Defense of person and property is a right held by individuals. Individuals have the right to act in such defense. Individuals can delegate their rights to others either through minimalist government (which we anarchists fear can never be held in check, reference the discussion about the Constitution which started this) or through hired help through private security.
Kieth does give to a minimalist government the right to an army—but a very limited one:
Armies are a legitimate function of government, when used solely for defensive purposes. The concern of the founders of this country, the reason they only allowed for the army to be funded for two years at a time, is that standing armies are commonly used for offensive purposes and military adventurism.
Obviously the next quote would send Keith screaming to the comments section in righteous high dudgeon:
American attitudes toward government are therefore not just some Beltway debate; they matter to everyone on Earth. “Government,” Ronald Reagan assured Americans in his first inaugural address, “is not the solution to our problem; government is the problem.” Reagan’s great fear — that bloated government would stifle individual freedom — shows just how far the continuing debates over the merits of big and small government have taken us from the horrors that worried Hobbes. “The 10 most dangerous words in the English language,” Reagan said on another occasion, “are ‘Hi, I’m from the government, and I’m here to help.’ ” As Hobbes could have told him, in reality the 10 scariest words are, “There is no government and I’m here to kill you.”
To people in virtually any age before our own, the only argument that mattered was between extremely small government and no government at all. Extremely small government meant there was at least some law and order; no government meant that there was not.
As for a purely defensive military? More from Professor Morris:

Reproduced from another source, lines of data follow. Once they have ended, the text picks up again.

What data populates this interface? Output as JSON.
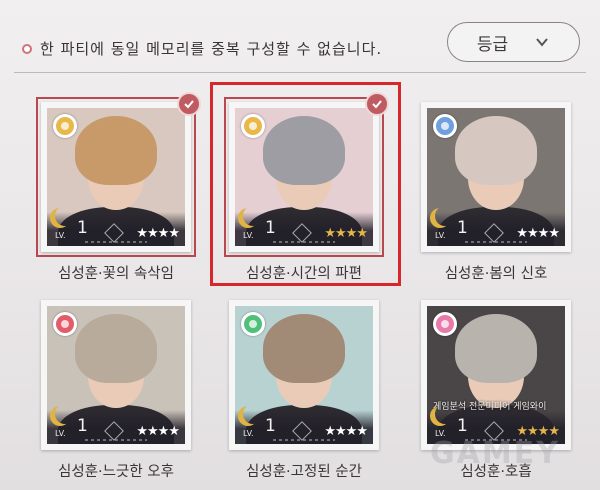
{
  "header": {
    "notice": "한 파티에 동일 메모리를 중복 구성할 수 없습니다.",
    "sort_label": "등급"
  },
  "cards": [
    {
      "name": "심성훈·꽃의 속삭임",
      "level": "1",
      "lv_label": "LV.",
      "stars": 4,
      "star_color": "#ffffff",
      "attribute_color": "#e8b94a",
      "selected": true,
      "hair": "#c89a6a",
      "bg": "#d8c8bf"
    },
    {
      "name": "심성훈·시간의 파편",
      "level": "1",
      "lv_label": "LV.",
      "stars": 4,
      "star_color": "#e4b54a",
      "attribute_color": "#e8b94a",
      "selected": true,
      "hair": "#9d9da3",
      "bg": "#e5cfd3"
    },
    {
      "name": "심성훈·봄의 신호",
      "level": "1",
      "lv_label": "LV.",
      "stars": 4,
      "star_color": "#ffffff",
      "attribute_color": "#6fa0e0",
      "selected": false,
      "hair": "#d6c8c0",
      "bg": "#7c7672"
    },
    {
      "name": "심성훈·느긋한 오후",
      "level": "1",
      "lv_label": "LV.",
      "stars": 4,
      "star_color": "#ffffff",
      "attribute_color": "#e25c6a",
      "selected": false,
      "hair": "#b9ab9c",
      "bg": "#c9c2b9"
    },
    {
      "name": "심성훈·고정된 순간",
      "level": "1",
      "lv_label": "LV.",
      "stars": 4,
      "star_color": "#ffffff",
      "attribute_color": "#4fbf7a",
      "selected": false,
      "hair": "#a28b76",
      "bg": "#b8d2d2"
    },
    {
      "name": "심성훈·호흡",
      "level": "1",
      "lv_label": "LV.",
      "stars": 4,
      "star_color": "#e4b54a",
      "attribute_color": "#e77aa8",
      "selected": false,
      "hair": "#b9b3ae",
      "bg": "#4a4648",
      "caption": "게임분석 전문미디어 게임와이"
    }
  ],
  "watermark": "GAMEY"
}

Like its predecessor, the United States oversaw a huge expansion of trade, intimidated other countries into not making wars that would disturb the world order, and drove rates of violent death even lower. But again like Britain, America made its money by helping trading partners become richer, above all China, which, since 2000, has looked increasingly like a potential rival. The cycle that Britain experienced may be in store for the United States as well, unless Washington embraces its role as the only possible globocop in an increasingly unstable world — a world with far deadlier weapons than Britain could have imagined a century ago.
Let’s leave aside, for a moment, Morris’s thesis of nationalist wars ultimately protecting and making possible prosperity. What about safety? Here’s what I asked my anarchist friends then:
Anarchists (at least the ones I know), paleocons, libertarians and Paulites all agree that the military should be for defensive purposes only. They are against both preemption and intervention. But they have no answer to known threats, like Iran, or potential threats, like nuclear-capable non-state actors. How do you defend yourself against hugely dangerous weapons in the hands of people who hate you and everything you stand for? Do you wait for the bomb to go off in one of your cities and then act? There is cold comfort in the idea that the Bush administration claimed there were WMD in Iraq and they were wrong (my belief) or lied (others’ belief). The fact that there was no active nuclear program in Iraq doesn’t negate the possibility of another bad actor having one and threatening other countries with them. How do you defend against that with a purely defensive military? Even in World War II, even pleasing Pat Buchanan by leaving out the European Theatre, what any reasonable person would label a purely defensive military would not have been sufficient to win the day. When you’re in a war, you have to go on offense. And where do you want all the death and destruction to take place? San Diego? or as far away as you can make it happen? our turf? or their turf? Purely defensive military units are not going to be able to carry the fight to where the other guy lives. Period.
This is the question I’d like Clive Bundy, his defenders, and his apologists to answer. Photo: Noah Berger for The Chronicle Review